- WORK REQUEST
For the data below, give the number of lines that include the word "name" and nothing else.

[Excerpts from a dataset]

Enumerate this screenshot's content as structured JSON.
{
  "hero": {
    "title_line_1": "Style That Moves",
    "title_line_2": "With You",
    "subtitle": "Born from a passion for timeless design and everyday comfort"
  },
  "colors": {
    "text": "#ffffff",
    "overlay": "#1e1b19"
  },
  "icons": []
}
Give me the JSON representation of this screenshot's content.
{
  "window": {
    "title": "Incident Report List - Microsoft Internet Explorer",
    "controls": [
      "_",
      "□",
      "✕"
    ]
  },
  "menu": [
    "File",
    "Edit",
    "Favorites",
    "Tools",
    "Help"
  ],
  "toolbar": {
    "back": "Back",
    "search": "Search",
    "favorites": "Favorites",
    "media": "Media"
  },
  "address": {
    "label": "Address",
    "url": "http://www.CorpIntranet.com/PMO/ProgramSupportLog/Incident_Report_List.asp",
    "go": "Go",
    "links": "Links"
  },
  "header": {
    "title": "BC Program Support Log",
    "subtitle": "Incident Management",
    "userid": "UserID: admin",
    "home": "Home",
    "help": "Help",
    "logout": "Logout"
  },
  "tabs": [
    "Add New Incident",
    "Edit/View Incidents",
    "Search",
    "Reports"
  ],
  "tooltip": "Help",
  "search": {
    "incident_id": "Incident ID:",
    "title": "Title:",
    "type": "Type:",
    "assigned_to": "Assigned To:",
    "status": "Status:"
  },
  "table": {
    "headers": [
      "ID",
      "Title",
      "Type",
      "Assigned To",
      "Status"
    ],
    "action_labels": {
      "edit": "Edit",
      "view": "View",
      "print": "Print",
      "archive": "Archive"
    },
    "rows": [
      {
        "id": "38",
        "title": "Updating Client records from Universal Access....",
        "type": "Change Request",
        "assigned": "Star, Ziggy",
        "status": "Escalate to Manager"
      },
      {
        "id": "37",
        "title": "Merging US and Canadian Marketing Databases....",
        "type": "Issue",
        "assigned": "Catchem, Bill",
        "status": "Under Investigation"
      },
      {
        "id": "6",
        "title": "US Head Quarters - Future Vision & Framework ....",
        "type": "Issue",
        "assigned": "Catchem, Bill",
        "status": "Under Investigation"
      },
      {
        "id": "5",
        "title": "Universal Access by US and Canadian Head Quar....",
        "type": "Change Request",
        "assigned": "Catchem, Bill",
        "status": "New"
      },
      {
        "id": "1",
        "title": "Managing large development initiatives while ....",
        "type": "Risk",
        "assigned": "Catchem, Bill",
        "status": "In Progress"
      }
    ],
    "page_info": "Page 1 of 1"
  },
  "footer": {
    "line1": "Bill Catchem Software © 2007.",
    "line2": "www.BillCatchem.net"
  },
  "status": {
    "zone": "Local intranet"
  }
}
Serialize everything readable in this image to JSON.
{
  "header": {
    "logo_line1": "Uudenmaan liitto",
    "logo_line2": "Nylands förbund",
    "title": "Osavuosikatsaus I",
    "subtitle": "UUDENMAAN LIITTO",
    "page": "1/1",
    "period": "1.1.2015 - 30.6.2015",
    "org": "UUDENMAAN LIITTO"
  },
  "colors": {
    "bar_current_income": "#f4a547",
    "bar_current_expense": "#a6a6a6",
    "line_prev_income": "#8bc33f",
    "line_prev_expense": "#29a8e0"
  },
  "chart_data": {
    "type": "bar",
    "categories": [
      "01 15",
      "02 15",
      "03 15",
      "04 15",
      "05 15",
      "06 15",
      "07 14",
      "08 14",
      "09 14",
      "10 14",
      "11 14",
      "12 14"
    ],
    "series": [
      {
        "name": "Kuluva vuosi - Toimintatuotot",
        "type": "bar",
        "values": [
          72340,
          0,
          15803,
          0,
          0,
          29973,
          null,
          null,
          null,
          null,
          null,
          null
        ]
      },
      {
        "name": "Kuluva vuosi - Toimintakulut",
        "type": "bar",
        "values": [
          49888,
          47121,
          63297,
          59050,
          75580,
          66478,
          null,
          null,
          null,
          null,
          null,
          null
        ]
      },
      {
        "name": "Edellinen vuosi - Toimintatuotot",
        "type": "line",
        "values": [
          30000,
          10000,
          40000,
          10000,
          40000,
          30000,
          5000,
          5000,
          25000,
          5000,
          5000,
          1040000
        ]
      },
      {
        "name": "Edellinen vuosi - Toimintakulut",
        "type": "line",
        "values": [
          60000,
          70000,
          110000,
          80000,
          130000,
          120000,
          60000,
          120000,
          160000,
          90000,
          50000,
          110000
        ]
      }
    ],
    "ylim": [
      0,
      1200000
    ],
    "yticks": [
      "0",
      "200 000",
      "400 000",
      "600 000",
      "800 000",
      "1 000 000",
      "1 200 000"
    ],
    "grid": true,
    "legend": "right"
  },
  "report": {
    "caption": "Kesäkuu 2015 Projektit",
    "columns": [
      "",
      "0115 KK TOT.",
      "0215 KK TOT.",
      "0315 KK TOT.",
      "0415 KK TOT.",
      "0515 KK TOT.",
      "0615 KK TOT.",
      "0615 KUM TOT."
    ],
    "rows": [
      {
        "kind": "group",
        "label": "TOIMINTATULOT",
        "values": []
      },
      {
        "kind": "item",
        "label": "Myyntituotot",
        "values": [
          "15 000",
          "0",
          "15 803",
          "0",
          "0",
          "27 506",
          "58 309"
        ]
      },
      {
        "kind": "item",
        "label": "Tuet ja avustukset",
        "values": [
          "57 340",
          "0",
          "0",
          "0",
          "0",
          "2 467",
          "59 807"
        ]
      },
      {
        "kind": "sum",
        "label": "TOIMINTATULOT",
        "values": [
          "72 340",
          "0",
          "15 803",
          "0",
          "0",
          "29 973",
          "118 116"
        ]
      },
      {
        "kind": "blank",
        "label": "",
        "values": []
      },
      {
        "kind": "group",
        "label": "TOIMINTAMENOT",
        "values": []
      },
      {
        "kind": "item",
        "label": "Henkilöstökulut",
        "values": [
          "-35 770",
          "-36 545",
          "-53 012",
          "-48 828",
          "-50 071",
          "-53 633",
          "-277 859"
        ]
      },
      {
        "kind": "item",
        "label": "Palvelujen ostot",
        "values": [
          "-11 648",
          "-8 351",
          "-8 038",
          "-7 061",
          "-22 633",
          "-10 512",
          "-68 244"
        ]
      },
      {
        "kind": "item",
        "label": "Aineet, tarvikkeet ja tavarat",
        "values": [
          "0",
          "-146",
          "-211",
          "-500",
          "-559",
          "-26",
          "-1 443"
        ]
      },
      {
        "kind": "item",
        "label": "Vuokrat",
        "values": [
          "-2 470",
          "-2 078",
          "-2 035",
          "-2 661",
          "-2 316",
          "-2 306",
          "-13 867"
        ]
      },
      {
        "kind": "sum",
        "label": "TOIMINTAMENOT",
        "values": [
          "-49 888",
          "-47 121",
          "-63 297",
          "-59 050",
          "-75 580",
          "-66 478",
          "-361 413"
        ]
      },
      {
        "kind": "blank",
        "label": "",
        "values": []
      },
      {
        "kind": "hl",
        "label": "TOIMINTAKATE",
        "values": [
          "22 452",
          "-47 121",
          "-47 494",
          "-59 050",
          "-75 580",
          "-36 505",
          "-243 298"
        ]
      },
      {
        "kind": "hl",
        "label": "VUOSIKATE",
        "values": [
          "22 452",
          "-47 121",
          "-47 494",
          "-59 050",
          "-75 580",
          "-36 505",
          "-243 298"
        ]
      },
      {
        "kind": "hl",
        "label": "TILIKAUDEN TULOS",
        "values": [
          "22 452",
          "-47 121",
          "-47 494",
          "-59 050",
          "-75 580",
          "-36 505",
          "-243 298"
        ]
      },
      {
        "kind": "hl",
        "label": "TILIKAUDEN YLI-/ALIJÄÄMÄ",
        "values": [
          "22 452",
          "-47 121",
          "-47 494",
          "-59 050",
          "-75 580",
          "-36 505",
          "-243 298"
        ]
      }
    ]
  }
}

- REPLY TO THE EXERCISE
4